In PL/SQL, the code is not executed in single line format, but it is always executed by grouping the code into a single element called Blocks. In this section, you are going to learn about these blocks.
In this tutorial, you will learn:
PL/SQL is the procedural approach to SQL in which a direct instruction is given to the PL/SQL engine about how to perform actions like storing/fetching/processing data. These instruction are grouped together called Blocks.
Blocks contain both PL/SQL as well as SQL instruction. All these instruction will be executed as a whole rather than executing a single instruction at a time.
PL/SQL blocks have a pre-defined structure in which the code is to be grouped. Below are different sections of PL/SQL blocks
- Declaration section
- Execution section
- Exception-Handling section
The below picture illustrates the different PL/SQL block and their section order.
This is the first section of the PL/SQL blocks. This section is an optional part. This is the section in which the declaration of variables, cursors, exceptions, subprograms, pragma instructions and collections that are needed in the block will be declared. Below are few more characteristics of this part.

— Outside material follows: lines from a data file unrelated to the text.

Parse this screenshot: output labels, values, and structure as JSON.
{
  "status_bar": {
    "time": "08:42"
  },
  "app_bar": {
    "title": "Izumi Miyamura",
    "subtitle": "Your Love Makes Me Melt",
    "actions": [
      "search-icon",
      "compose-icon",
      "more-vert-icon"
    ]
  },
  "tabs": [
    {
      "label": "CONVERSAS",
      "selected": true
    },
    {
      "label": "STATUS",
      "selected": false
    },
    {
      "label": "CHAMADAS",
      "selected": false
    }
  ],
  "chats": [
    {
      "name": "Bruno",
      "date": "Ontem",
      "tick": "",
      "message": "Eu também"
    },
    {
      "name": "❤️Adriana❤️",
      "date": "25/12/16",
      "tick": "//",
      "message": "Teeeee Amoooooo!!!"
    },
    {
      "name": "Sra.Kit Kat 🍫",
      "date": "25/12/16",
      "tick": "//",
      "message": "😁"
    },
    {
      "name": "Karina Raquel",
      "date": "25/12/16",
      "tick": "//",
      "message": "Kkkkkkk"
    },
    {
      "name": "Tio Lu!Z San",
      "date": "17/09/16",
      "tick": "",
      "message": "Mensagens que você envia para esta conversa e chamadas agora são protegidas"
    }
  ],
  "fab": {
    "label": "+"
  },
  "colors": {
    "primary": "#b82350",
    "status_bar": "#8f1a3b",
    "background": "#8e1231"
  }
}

- This particular section is optional and can be skipped if no declarations are needed.
- This should be the first section in a PL/SQL block, if present.
- This section starts with the keyword 'DECLARE' for triggers and anonymous block. For other subprograms this keyword will not be present, instead the part after the subprogram name definition marks the declaration section.
- This section should be always followed by execution section.
Execution part is the main and mandatory part which actually executes the code that is written inside it. Since the PL/SQL expects the executable statements from this block this cannot be an empty block, i.e., it should have at least one valid executable code line in it. Below are few more characteristics of this part.
- This can contain both PL/SQL code and SQL code.
- This can contain one or many blocks inside it as a nested blocks.
- This section starts with the keyword 'BEGIN'.
- This section should be followed either by 'END' or Exception-Handling section (if present)
The exception are unavoidable in the program which occurs at run-time and to handle this Oracle has provided an Exception-handling section in blocks. This section can also contain PL/SQL statements. This is an optional section of the PL/SQL blocks.
- This is the section where the exception raised in the execution block is handled.
- This section is the last part of the PL/SQL block.
- Control from this section can never return to the execution block.
- This section starts with the keyword 'EXCEPTION'.
- This section should be always followed by the keyword 'END'.
The Keyword 'END' marks the end of PL/SQL block. Below is the syntax of the PL/SQL block structure.
Note: A block should be always followed by '/' which sends the information to the compiler about the end of the block.
PL/SQL blocks are of mainly two types.
- Anonymous blocks
- Named Blocks
Anonymous blocks are PL/SQL blocks which do not have any names assigned to them. They need to be created and used in the same session because they will not be stored in the server as a database objects.
Since they need not to store in the database, they need no compilation steps. They are written and executed directly, and compilation and execution happen in a single process.
Below are few more characteristics of Anonymous blocks.
- These blocks don't have any reference name specified for them.
- These blocks start with the keyword 'DECLARE' or 'BEGIN'.
- Since these blocks are not having any reference name, these cannot be stored for later purpose. They shall be created and executed in the same session.
- They can call the other named blocks, but call to anonymous block is not possible as it is not having any reference.
- It can have nested block in it which can be named or anonymous. It can also be nested to any blocks.
- These blocks can have all three sections of the block, in which execution section is mandatory, the other two sections are optional.
Named blocks are having a specific and unique name for them. They are stored as the database objects in the server. Since they are available as database objects, they can be referred to or used as long as it is present in the server. The compilation process for named blocks happens separately while creating them as a database objects.
Below are few more characteristics of Named blocks.
- These blocks can be called from other blocks.
- The block structure is same as an anonymous block, except it will never start with the keyword 'DECLARE'. Instead, it will start with the keyword 'CREATE' which instruct the compiler to create it as a database object.
- These blocks can be nested within other blocks. It can also contain nested blocks.
- Named blocks are basically of two types:
- We will learn more about these named blocks in "Procedure" and "Function" topics in this tutorial.
After this section, you should be aware of PL/SQL blocks and its types, different sections of blocks and their usages. The detailed description of the named PL/SQL blocks will be covered in the later chapters of this tutorial.